For this reason, the idea of a "travel altar" that can be set up anywhere, at a moment's notice, and provide such a focus is very appealing to me. On the other hand, it often seems that a "working altar" can be cluttered and clumsy, all the more so if the tools (chalice, cauldron, wand, incense or athame) are of miniature size. I have often found that altars designed along a simplistic and minimalist theme work best in guiding me into a meditative state. And since a mini travel altar is more likely to be used as part of a moment of reflection or devotion, rather than complicated magical workings, I have developed a version of the "travel altar" idea that I call the "impromptu book altar."
This idea came about largely by accident. Because I'm a bookworm and a writer, I always have books with me wherever I go. On several occasions, I have been out in the park, on a walk, or sipping coffee in a local cafe--always with book or journal in hand--when I'll slip into a meditative state, or suddenly find a small object which sends me off into spontaneous prayer or contemplation. On these occasions, I've found that an open book placed on the ground or table in front of me actually becomes a kind of "textual" altar upon which the subject of my meditation can be placed. Even the play of light and shadow on the page, and the text itself, can become objects of focus and contemplation. Best of all, an open book is discreet and not unusual when out in a public place, and a dreamy gaze into the distance that seems the result of a good book is far less likely to be interrupted with questions like, "What exactly are you doing?"

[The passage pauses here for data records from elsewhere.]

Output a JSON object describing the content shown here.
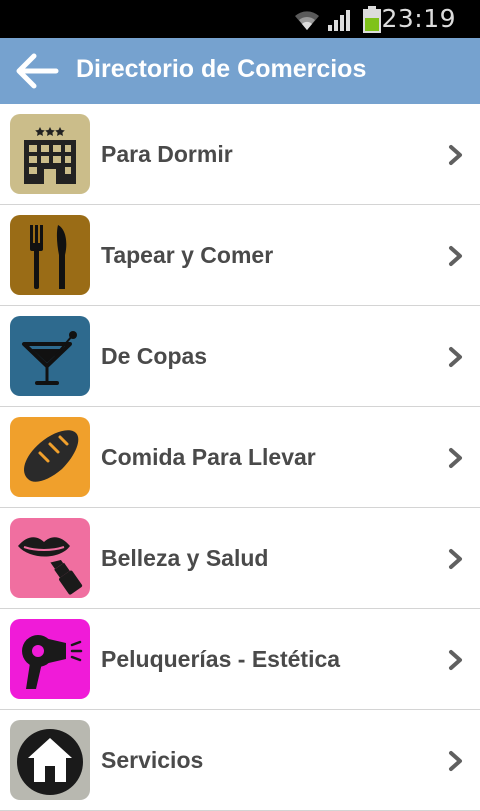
{
  "status_bar": {
    "time": "23:19",
    "icons": [
      "wifi-icon",
      "signal-icon",
      "battery-icon"
    ]
  },
  "header": {
    "title": "Directorio de Comercios",
    "back_icon": "arrow-left-icon"
  },
  "colors": {
    "header_bg": "#76a2cf",
    "text": "#4a4a4a",
    "divider": "#d4d4d4"
  },
  "categories": [
    {
      "label": "Para Dormir",
      "icon": "hotel-icon",
      "color": "#cbbd8a"
    },
    {
      "label": "Tapear y Comer",
      "icon": "fork-knife-icon",
      "color": "#9a6c16"
    },
    {
      "label": "De Copas",
      "icon": "cocktail-icon",
      "color": "#2e6a8e"
    },
    {
      "label": "Comida Para Llevar",
      "icon": "bread-icon",
      "color": "#f0a02c"
    },
    {
      "label": "Belleza y Salud",
      "icon": "lips-lipstick-icon",
      "color": "#f06fa0"
    },
    {
      "label": "Peluquerías - Estética",
      "icon": "hair-dryer-icon",
      "color": "#f01bd8"
    },
    {
      "label": "Servicios",
      "icon": "home-icon",
      "color": "#b8b8b0"
    }
  ]
}
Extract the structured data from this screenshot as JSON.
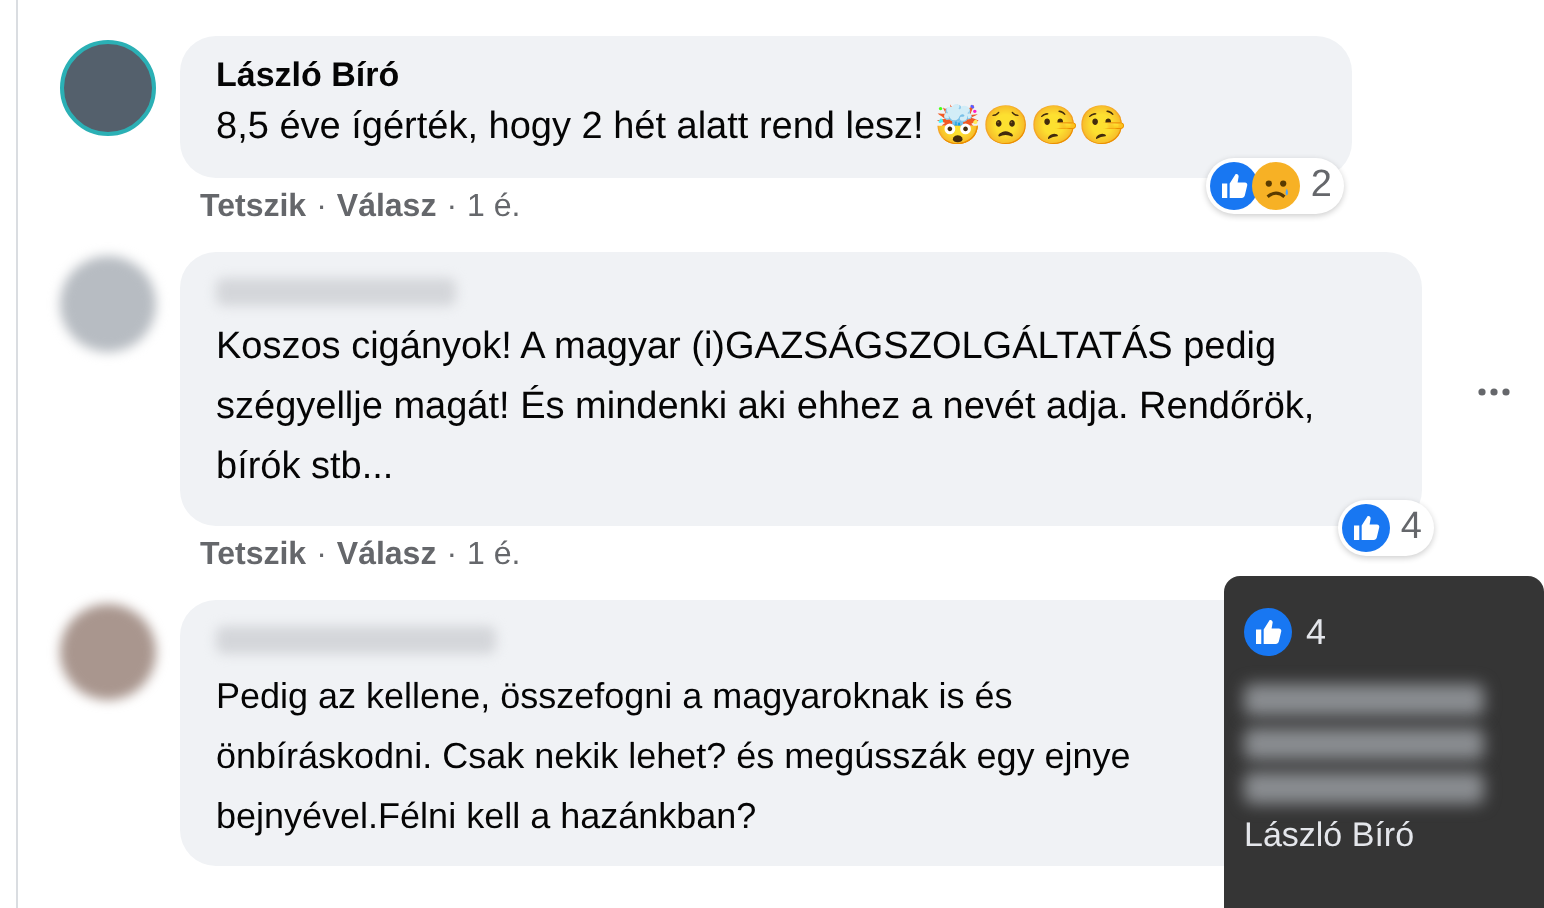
{
  "comments": [
    {
      "author": {
        "kind": "name",
        "text": "László Bíró"
      },
      "avatar": {
        "kind": "photo"
      },
      "text": "8,5 éve ígérték, hogy 2 hét alatt rend lesz! 🤯😟🤥🤥",
      "reactions": {
        "icons": [
          {
            "kind": "like"
          },
          {
            "kind": "sad"
          }
        ],
        "count": "2"
      },
      "actions": [
        {
          "label": "Tetszik"
        },
        {
          "label": "Válasz"
        }
      ],
      "separator": "·",
      "time": "1 é.",
      "more_menu": false
    },
    {
      "author": {
        "kind": "blurred"
      },
      "avatar": {
        "kind": "blurred"
      },
      "text": "Koszos cigányok! A magyar (i)GAZSÁGSZOLGÁLTATÁS pedig szégyellje magát! És mindenki aki ehhez a nevét adja. Rendőrök, bírók stb...",
      "reactions": {
        "icons": [
          {
            "kind": "like"
          }
        ],
        "count": "4"
      },
      "actions": [
        {
          "label": "Tetszik"
        },
        {
          "label": "Válasz"
        }
      ],
      "separator": "·",
      "time": "1 é.",
      "more_menu": true
    },
    {
      "author": {
        "kind": "blurred"
      },
      "avatar": {
        "kind": "blurred"
      },
      "text": "Pedig az kellene, összefogni a magyaroknak is és önbíráskodni. Csak nekik lehet? és megússzák egy ejnye bejnyével.Félni kell a hazánkban?",
      "more_menu": false
    }
  ],
  "tooltip": {
    "icon": {
      "kind": "like"
    },
    "count": "4",
    "name": "László Bíró"
  }
}
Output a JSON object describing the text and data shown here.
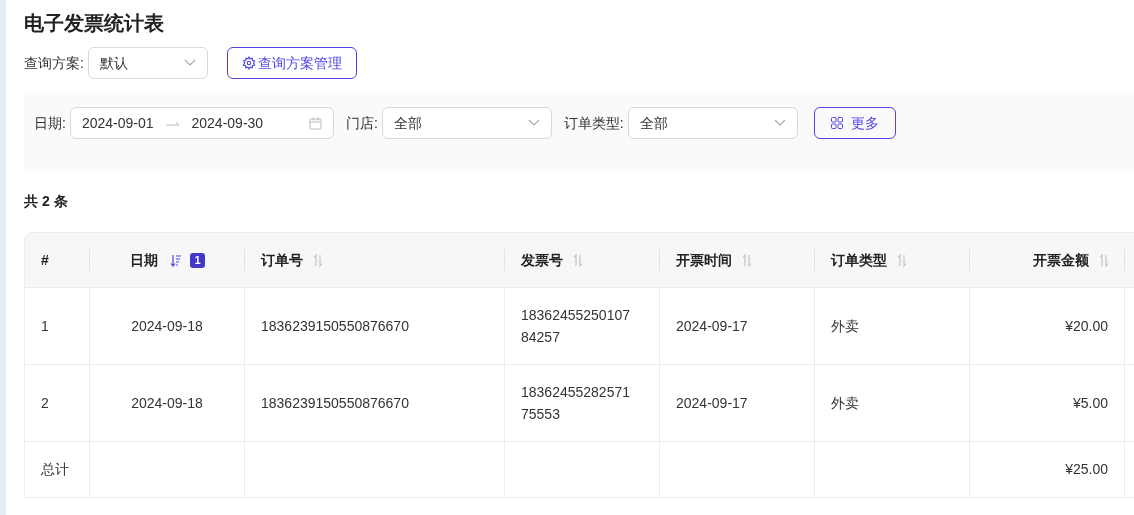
{
  "title": "电子发票统计表",
  "scheme": {
    "label": "查询方案:",
    "value": "默认",
    "manage_button": "查询方案管理"
  },
  "filters": {
    "date_label": "日期:",
    "date_start": "2024-09-01",
    "date_end": "2024-09-30",
    "store_label": "门店:",
    "store_value": "全部",
    "order_type_label": "订单类型:",
    "order_type_value": "全部",
    "more_button": "更多"
  },
  "count": "共 2 条",
  "table": {
    "columns": [
      {
        "label": "#"
      },
      {
        "label": "日期",
        "sorted": true,
        "sort_badge": "1"
      },
      {
        "label": "订单号",
        "sorted": false
      },
      {
        "label": "发票号",
        "sorted": false
      },
      {
        "label": "开票时间",
        "sorted": false
      },
      {
        "label": "订单类型",
        "sorted": false
      },
      {
        "label": "开票金额",
        "sorted": false
      }
    ],
    "rows": [
      [
        "1",
        "2024-09-18",
        "1836239150550876670",
        "1836245525010784257",
        "2024-09-17",
        "外卖",
        "¥20.00"
      ],
      [
        "2",
        "2024-09-18",
        "1836239150550876670",
        "1836245528257175553",
        "2024-09-17",
        "外卖",
        "¥5.00"
      ]
    ],
    "total_row": {
      "label": "总计",
      "amount": "¥25.00"
    }
  }
}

I'll share two examples of how this idea works in practice, first with a notebook, and then with a novel. Last summer, while vacationing on a small island off the coast of Maine, I carried a small, blank notebook and a pen everywhere I went, brainstorming ideas for my current book project. One foggy afternoon, I went for a picnic on a beach, well known for its scenic views of the ocean and its rumbling tides among the rocks. I sat for a time, watching the people wandering along the shore and the birds drifting in and out of view among the mists, as I jotted down pages of notes and free-association ramblings. I had written several pages of notes and ideas when I turned a page and, suddenly feeling overwhelmed by the gentle thrumming of the ocean waves on the fog-strewn, rocky shore. I wrote simply, "Narration is unnecessary." Then, unable to think of anything else to say, I set down the book and pen and just sat in meditation for almost an hour. During this time, the blank pages of the notebook and the untouched pen themselves become meditative objects, an "altar to silence," which helped to reaffirm for me the ineffable and nameless beauty of the depthful ocean and all of creation.
On another occasion, I was sitting in a local park, reading Ursula K. LeGuin's Tales from Earthsea, when a very similar event occurred. Minding my own business, enjoying a story about young love and the difficulties of romance, suddenly into my lap fell a pear! All right, I was sitting under a pear tree, so I suppose this wasn't all that unexpected--still, it interrupted my reading and gave me pause. I picked the pear up and examined it, feeling its texture, experiencing its smell and feel and, yes, even its quiet song... Eventually, I placed the pear on the open page, then sat quietly and meditated for a while, rolling around ideas about the nature of love, attraction, and self-sacrifice. The pear became, for me, a sacred symbol of how the seed of life and creative generation often surrounds itself in appealing forms, offering itself up to be consumed and digested, literally or figuratively, and providing nourishment and pleasure so that it might also find the nourishing and moist earthiness it needs in order to take root. It also struck me how human relationships, far from being simple and mutually-supportive, are instead confusing, difficult and often painful, as in the story I was reading. After my contemplation was over, I offered the pear back to the grasses, with a larger gratitude.
Both of these times, I made quite effective use of the open book as an altar to thought and focus. The page was transformed from merely a vehicle for text, to a sacred space itself within which objects and ideas took on focus, importance and deeper meaning. The art of Sean Kennan (photographer) and the writings of Jorge Luis Borges, combined in the beautiful and inspiring book, The Secret Books, takes up this subject from a more metaphysical and aesthetic point of view. People interested in the idea of impromptu book altars might want to check it out.
Incidentally, both of those meditative times led to me writing rather long poems, as I later returned to these memories and tried to articulate the ideas I had contemplated. But the pear meditation also gave rise to this quirky quartet:
I wish I were something attracted to pears,
the way burrs are attracted to animal hairs
and particular flowers seduce every bee,
I wish you were something attracted to me.